**Task statement:** All entries shown below must be given again word for word.

(Records to process begins)

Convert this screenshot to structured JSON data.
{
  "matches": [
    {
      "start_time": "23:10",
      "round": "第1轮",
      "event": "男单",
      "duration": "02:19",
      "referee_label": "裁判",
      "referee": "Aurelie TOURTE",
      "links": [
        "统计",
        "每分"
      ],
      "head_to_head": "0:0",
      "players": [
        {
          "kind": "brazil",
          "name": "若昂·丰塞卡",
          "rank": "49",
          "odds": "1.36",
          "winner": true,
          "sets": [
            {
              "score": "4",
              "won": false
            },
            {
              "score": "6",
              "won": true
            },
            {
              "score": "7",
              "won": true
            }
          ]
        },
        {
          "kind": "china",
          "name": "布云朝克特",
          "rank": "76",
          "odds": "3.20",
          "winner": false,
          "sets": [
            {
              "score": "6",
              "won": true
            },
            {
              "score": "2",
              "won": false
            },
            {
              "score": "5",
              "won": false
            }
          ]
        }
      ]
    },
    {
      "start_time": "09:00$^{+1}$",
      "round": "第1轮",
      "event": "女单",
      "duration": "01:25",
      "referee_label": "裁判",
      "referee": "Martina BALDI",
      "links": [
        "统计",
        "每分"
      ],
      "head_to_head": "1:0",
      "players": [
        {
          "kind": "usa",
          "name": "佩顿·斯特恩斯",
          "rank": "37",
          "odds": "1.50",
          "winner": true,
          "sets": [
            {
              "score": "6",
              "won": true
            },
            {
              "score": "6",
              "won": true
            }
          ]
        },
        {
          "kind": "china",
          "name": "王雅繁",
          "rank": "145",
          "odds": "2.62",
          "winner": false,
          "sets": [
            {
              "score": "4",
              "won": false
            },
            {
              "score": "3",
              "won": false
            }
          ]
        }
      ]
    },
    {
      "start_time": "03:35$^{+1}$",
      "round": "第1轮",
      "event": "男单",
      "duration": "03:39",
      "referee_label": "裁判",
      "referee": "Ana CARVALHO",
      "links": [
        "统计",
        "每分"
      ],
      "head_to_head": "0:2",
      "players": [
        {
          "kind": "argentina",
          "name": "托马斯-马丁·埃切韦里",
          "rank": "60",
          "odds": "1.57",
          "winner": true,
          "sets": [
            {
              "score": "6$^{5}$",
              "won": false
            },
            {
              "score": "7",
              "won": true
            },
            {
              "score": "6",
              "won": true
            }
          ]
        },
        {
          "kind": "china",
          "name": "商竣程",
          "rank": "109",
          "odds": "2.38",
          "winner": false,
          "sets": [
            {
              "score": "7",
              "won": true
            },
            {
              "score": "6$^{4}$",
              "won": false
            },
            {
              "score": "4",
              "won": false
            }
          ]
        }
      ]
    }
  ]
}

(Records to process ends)

**Worked solution:**
Convert this screenshot to structured JSON data.
{
  "matches": [
    {
      "start_time": "23:10",
      "round": "第1轮",
      "event": "男单",
      "duration": "02:19",
      "referee_label": "裁判",
      "referee": "Aurelie TOURTE",
      "links": [
        "统计",
        "每分"
      ],
      "head_to_head": "0:0",
      "players": [
        {
          "kind": "brazil",
          "name": "若昂·丰塞卡",
          "rank": "49",
          "odds": "1.36",
          "winner": true,
          "sets": [
            {
              "score": "4",
              "won": false
            },
            {
              "score": "6",
              "won": true
            },
            {
              "score": "7",
              "won": true
            }
          ]
        },
        {
          "kind": "china",
          "name": "布云朝克特",
          "rank": "76",
          "odds": "3.20",
          "winner": false,
          "sets": [
            {
              "score": "6",
              "won": true
            },
            {
              "score": "2",
              "won": false
            },
            {
              "score": "5",
              "won": false
            }
          ]
        }
      ]
    },
    {
      "start_time": "09:00$^{+1}$",
      "round": "第1轮",
      "event": "女单",
      "duration": "01:25",
      "referee_label": "裁判",
      "referee": "Martina BALDI",
      "links": [
        "统计",
        "每分"
      ],
      "head_to_head": "1:0",
      "players": [
        {
          "kind": "usa",
          "name": "佩顿·斯特恩斯",
          "rank": "37",
          "odds": "1.50",
          "winner": true,
          "sets": [
            {
              "score": "6",
              "won": true
            },
            {
              "score": "6",
              "won": true
            }
          ]
        },
        {
          "kind": "china",
          "name": "王雅繁",
          "rank": "145",
          "odds": "2.62",
          "winner": false,
          "sets": [
            {
              "score": "4",
              "won": false
            },
            {
              "score": "3",
              "won": false
            }
          ]
        }
      ]
    },
    {
      "start_time": "03:35$^{+1}$",
      "round": "第1轮",
      "event": "男单",
      "duration": "03:39",
      "referee_label": "裁判",
      "referee": "Ana CARVALHO",
      "links": [
        "统计",
        "每分"
      ],
      "head_to_head": "0:2",
      "players": [
        {
          "kind": "argentina",
          "name": "托马斯-马丁·埃切韦里",
          "rank": "60",
          "odds": "1.57",
          "winner": true,
          "sets": [
            {
              "score": "6$^{5}$",
              "won": false
            },
            {
              "score": "7",
              "won": true
            },
            {
              "score": "6",
              "won": true
            }
          ]
        },
        {
          "kind": "china",
          "name": "商竣程",
          "rank": "109",
          "odds": "2.38",
          "winner": false,
          "sets": [
            {
              "score": "7",
              "won": true
            },
            {
              "score": "6$^{4}$",
              "won": false
            },
            {
              "score": "4",
              "won": false
            }
          ]
        }
      ]
    }
  ]
}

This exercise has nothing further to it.